I love my crock pot.
Before you get all “oh, and next your gonna tell me your favorite recipe uses a can of cream-of-mushroom soup” on me, let me qualify that statement:
- If someone held a gun to my head and told me to choose either the crock pot or my Le Creuset dutch oven, I’d throw the crock pot by the cord into the nearest body of deep water, without blinking.
- I’ve never made a dessert in it.
- I don’t use it as a dumping ground for a variety of canned goods and then, eight hours later, call it dinner.
I first requested this appliance after hearing an interview on NPR with the author of a “gourmet” crock pot cookbook (my memory is fuzzy on where I heard that interview, so don’t go looking for it in the NPR archives). She described some quite useful ways of utilizing its convenience, including the fact that, in summer, you could cook a whole chicken without heating your entire house and by consuming the same amount of energy required to light a 60-watt bulb. These things appealed to me.
For example, I am making a dish tomorrow night that requires cooked, shredded chicken. About a half-hour ago, I pulled 3 pounds of bone-in chicken leg quarters out of their packages, rinsed and dried them, seasoned them with salt and pepper, and dropped them in the crock pot. Turned it on low, and that’s it. They’ll be done around 8 or 9 this evening, when I’ll take them out, let them cool on a plate for a short while, and stick them in the fridge. Tomorrow all I have to do is pull the meat off the bone. So easy, and so perspiration-free, I was inspired to write a post describing my devotion to a small kitchen appliance.
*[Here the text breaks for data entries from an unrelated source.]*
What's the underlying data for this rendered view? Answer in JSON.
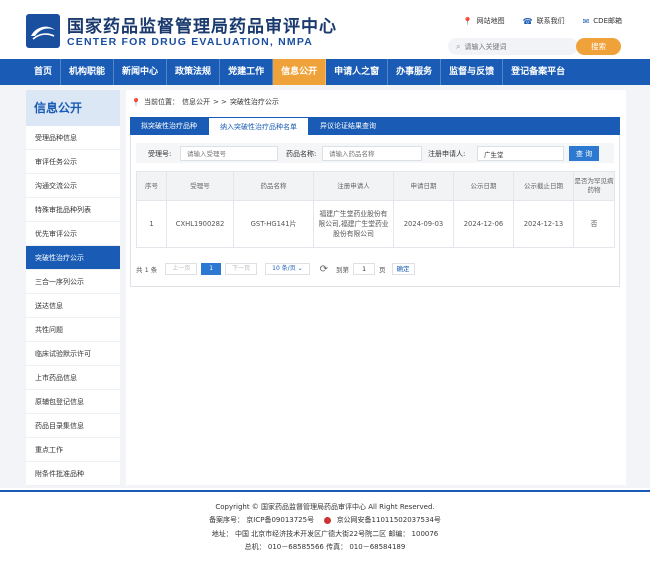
{
  "header": {
    "title_cn": "国家药品监督管理局药品审评中心",
    "title_en": "CENTER FOR DRUG EVALUATION, NMPA",
    "links": [
      {
        "icon": "map-pin-icon",
        "label": "网站地图"
      },
      {
        "icon": "phone-icon",
        "label": "联系我们"
      },
      {
        "icon": "mail-icon",
        "label": "CDE邮箱"
      }
    ],
    "search_placeholder": "请输入关键词",
    "search_button": "搜索"
  },
  "nav": {
    "items": [
      "首页",
      "机构职能",
      "新闻中心",
      "政策法规",
      "党建工作",
      "信息公开",
      "申请人之窗",
      "办事服务",
      "监督与反馈",
      "登记备案平台"
    ],
    "active": "信息公开"
  },
  "sidebar": {
    "title": "信息公开",
    "items": [
      "受理品种信息",
      "审评任务公示",
      "沟通交流公示",
      "特殊审批品种列表",
      "优先审评公示",
      "突破性治疗公示",
      "三合一序列公示",
      "送达信息",
      "共性问题",
      "临床试验默示许可",
      "上市药品信息",
      "原辅包登记信息",
      "药品目录集信息",
      "重点工作",
      "附条件批准品种"
    ],
    "active": "突破性治疗公示"
  },
  "breadcrumb": {
    "prefix": "当前位置：",
    "section": "信息公开",
    "separator": " > > ",
    "current": "突破性治疗公示"
  },
  "tabs": {
    "items": [
      "拟突破性治疗品种",
      "纳入突破性治疗品种名单",
      "异议论证结果查询"
    ],
    "active": "纳入突破性治疗品种名单"
  },
  "filter": {
    "accept_label": "受理号:",
    "accept_placeholder": "请输入受理号",
    "drug_label": "药品名称:",
    "drug_placeholder": "请输入药品名称",
    "applicant_label": "注册申请人:",
    "applicant_value": "广生堂",
    "query_button": "查 询"
  },
  "table": {
    "headers": [
      "序号",
      "受理号",
      "药品名称",
      "注册申请人",
      "申请日期",
      "公示日期",
      "公示截止日期",
      "是否为罕见病药物"
    ],
    "rows": [
      {
        "no": "1",
        "accept_no": "CXHL1900282",
        "drug": "GST-HG141片",
        "applicant": "福建广生堂药业股份有限公司,福建广生堂药业股份有限公司",
        "apply_date": "2024-09-03",
        "publish_date": "2024-12-06",
        "deadline": "2024-12-13",
        "rare": "否"
      }
    ]
  },
  "pager": {
    "total": "共 1 条",
    "prev": "上一页",
    "page": "1",
    "next": "下一页",
    "page_size": "10 条/页",
    "goto_label": "到第",
    "goto_value": "1",
    "page_unit": "页",
    "confirm": "确定"
  },
  "footer": {
    "copyright": "Copyright © 国家药品监督管理局药品审评中心   All Right Reserved.",
    "icp": "备案序号：  京ICP备09013725号",
    "police": "京公网安备11011502037534号",
    "address": "地址：  中国  北京市经济技术开发区广德大街22号院二区     邮编：  100076",
    "phone": "总机：  010－68585566      传真：  010－68584189"
  },
  "colors": {
    "primary": "#1a5cb5",
    "accent": "#f0a23a"
  }
}
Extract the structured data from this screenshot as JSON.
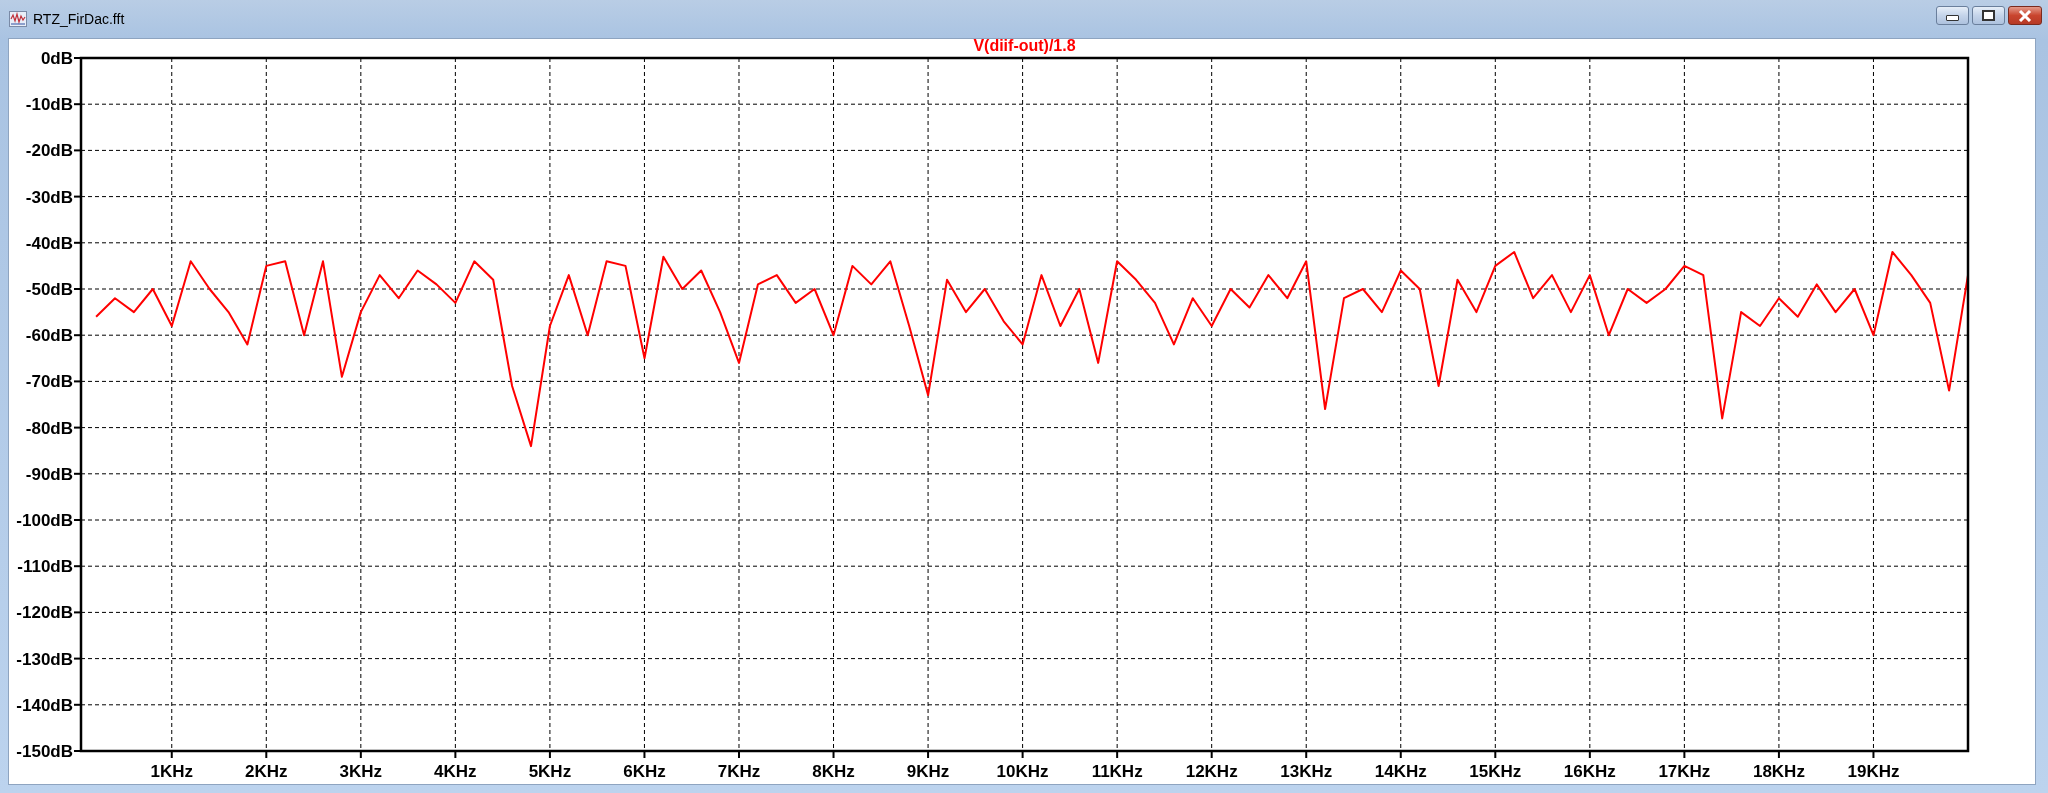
{
  "window": {
    "title": "RTZ_FirDac.fft"
  },
  "plot": {
    "chart_data": {
      "type": "line",
      "grid": true,
      "xlim": [
        0.04,
        20
      ],
      "ylim": [
        -150,
        0
      ],
      "xticks": [
        {
          "value": 1,
          "label": "1KHz"
        },
        {
          "value": 2,
          "label": "2KHz"
        },
        {
          "value": 3,
          "label": "3KHz"
        },
        {
          "value": 4,
          "label": "4KHz"
        },
        {
          "value": 5,
          "label": "5KHz"
        },
        {
          "value": 6,
          "label": "6KHz"
        },
        {
          "value": 7,
          "label": "7KHz"
        },
        {
          "value": 8,
          "label": "8KHz"
        },
        {
          "value": 9,
          "label": "9KHz"
        },
        {
          "value": 10,
          "label": "10KHz"
        },
        {
          "value": 11,
          "label": "11KHz"
        },
        {
          "value": 12,
          "label": "12KHz"
        },
        {
          "value": 13,
          "label": "13KHz"
        },
        {
          "value": 14,
          "label": "14KHz"
        },
        {
          "value": 15,
          "label": "15KHz"
        },
        {
          "value": 16,
          "label": "16KHz"
        },
        {
          "value": 17,
          "label": "17KHz"
        },
        {
          "value": 18,
          "label": "18KHz"
        },
        {
          "value": 19,
          "label": "19KHz"
        }
      ],
      "yticks": [
        {
          "value": 0,
          "label": "0dB"
        },
        {
          "value": -10,
          "label": "-10dB"
        },
        {
          "value": -20,
          "label": "-20dB"
        },
        {
          "value": -30,
          "label": "-30dB"
        },
        {
          "value": -40,
          "label": "-40dB"
        },
        {
          "value": -50,
          "label": "-50dB"
        },
        {
          "value": -60,
          "label": "-60dB"
        },
        {
          "value": -70,
          "label": "-70dB"
        },
        {
          "value": -80,
          "label": "-80dB"
        },
        {
          "value": -90,
          "label": "-90dB"
        },
        {
          "value": -100,
          "label": "-100dB"
        },
        {
          "value": -110,
          "label": "-110dB"
        },
        {
          "value": -120,
          "label": "-120dB"
        },
        {
          "value": -130,
          "label": "-130dB"
        },
        {
          "value": -140,
          "label": "-140dB"
        },
        {
          "value": -150,
          "label": "-150dB"
        }
      ],
      "x": [
        0.2,
        0.4,
        0.6,
        0.8,
        1.0,
        1.2,
        1.4,
        1.6,
        1.8,
        2.0,
        2.2,
        2.4,
        2.6,
        2.8,
        3.0,
        3.2,
        3.4,
        3.6,
        3.8,
        4.0,
        4.2,
        4.4,
        4.6,
        4.8,
        5.0,
        5.2,
        5.4,
        5.6,
        5.8,
        6.0,
        6.2,
        6.4,
        6.6,
        6.8,
        7.0,
        7.2,
        7.4,
        7.6,
        7.8,
        8.0,
        8.2,
        8.4,
        8.6,
        8.8,
        9.0,
        9.2,
        9.4,
        9.6,
        9.8,
        10.0,
        10.2,
        10.4,
        10.6,
        10.8,
        11.0,
        11.2,
        11.4,
        11.6,
        11.8,
        12.0,
        12.2,
        12.4,
        12.6,
        12.8,
        13.0,
        13.2,
        13.4,
        13.6,
        13.8,
        14.0,
        14.2,
        14.4,
        14.6,
        14.8,
        15.0,
        15.2,
        15.4,
        15.6,
        15.8,
        16.0,
        16.2,
        16.4,
        16.6,
        16.8,
        17.0,
        17.2,
        17.4,
        17.6,
        17.8,
        18.0,
        18.2,
        18.4,
        18.6,
        18.8,
        19.0,
        19.2,
        19.4,
        19.6,
        19.8,
        20.0
      ],
      "series": [
        {
          "name": "V(diif-out)/1.8",
          "color": "#ff0000",
          "values": [
            -56,
            -52,
            -55,
            -50,
            -58,
            -44,
            -50,
            -55,
            -62,
            -45,
            -44,
            -60,
            -44,
            -69,
            -55,
            -47,
            -52,
            -46,
            -49,
            -53,
            -44,
            -48,
            -71,
            -84,
            -58,
            -47,
            -60,
            -44,
            -45,
            -65,
            -43,
            -50,
            -46,
            -55,
            -66,
            -49,
            -47,
            -53,
            -50,
            -60,
            -45,
            -49,
            -44,
            -58,
            -73,
            -48,
            -55,
            -50,
            -57,
            -62,
            -47,
            -58,
            -50,
            -66,
            -44,
            -48,
            -53,
            -62,
            -52,
            -58,
            -50,
            -54,
            -47,
            -52,
            -44,
            -76,
            -52,
            -50,
            -55,
            -46,
            -50,
            -71,
            -48,
            -55,
            -45,
            -42,
            -52,
            -47,
            -55,
            -47,
            -60,
            -50,
            -53,
            -50,
            -45,
            -47,
            -78,
            -55,
            -58,
            -52,
            -56,
            -49,
            -55,
            -50,
            -60,
            -42,
            -47,
            -53,
            -72,
            -47
          ]
        }
      ]
    }
  }
}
Before you continue to write it off, thinking in your Amish way, “yeah, but I don’t need cooked chicken that often, and if I do, I’ll just poach it on the stovetop, the old-fashioned way,” consider two more favorite uses (mainly utilized in winter, when it’s not the warmth of the kitchen that pains me, but the gas bill):
- Stews. The crock pot is really wonderful for beef, chicken, and lamb stews. I prefer the boneless meats over bone-in chicken, because the extended cooking time can make chicken bones fall apart, which I find unappealing.
- STOCK! STOCK! STOCK! This is the reason I can almost always use homemade chicken and vegetable stock in soups and sauces. There are a variety of ways to do it, explained quite nicely in a book called Not Your Mother’s Slowcooker Cookbook (I’m not a fan of every recipe in the book, but overall it’s a good resource). No, you don’t end up with pristine, clear stock like you would if you watched it boil over the stove for 6 hours, skimming impurities until you were blind from the effort, but the end result makes canned broth seem like salt water. It makes all our winter soups taste, well, homemade.
Oh, and if aesthetics are an issue, they do make lovely stainless ones these days. I’m not quite cool enough for that yet, so mine has little flowers on it. You might argue that this is one foot inside the door of the “I Heart Country” club, but if it means a cooler kitchen, I just might be willing to pay the dues.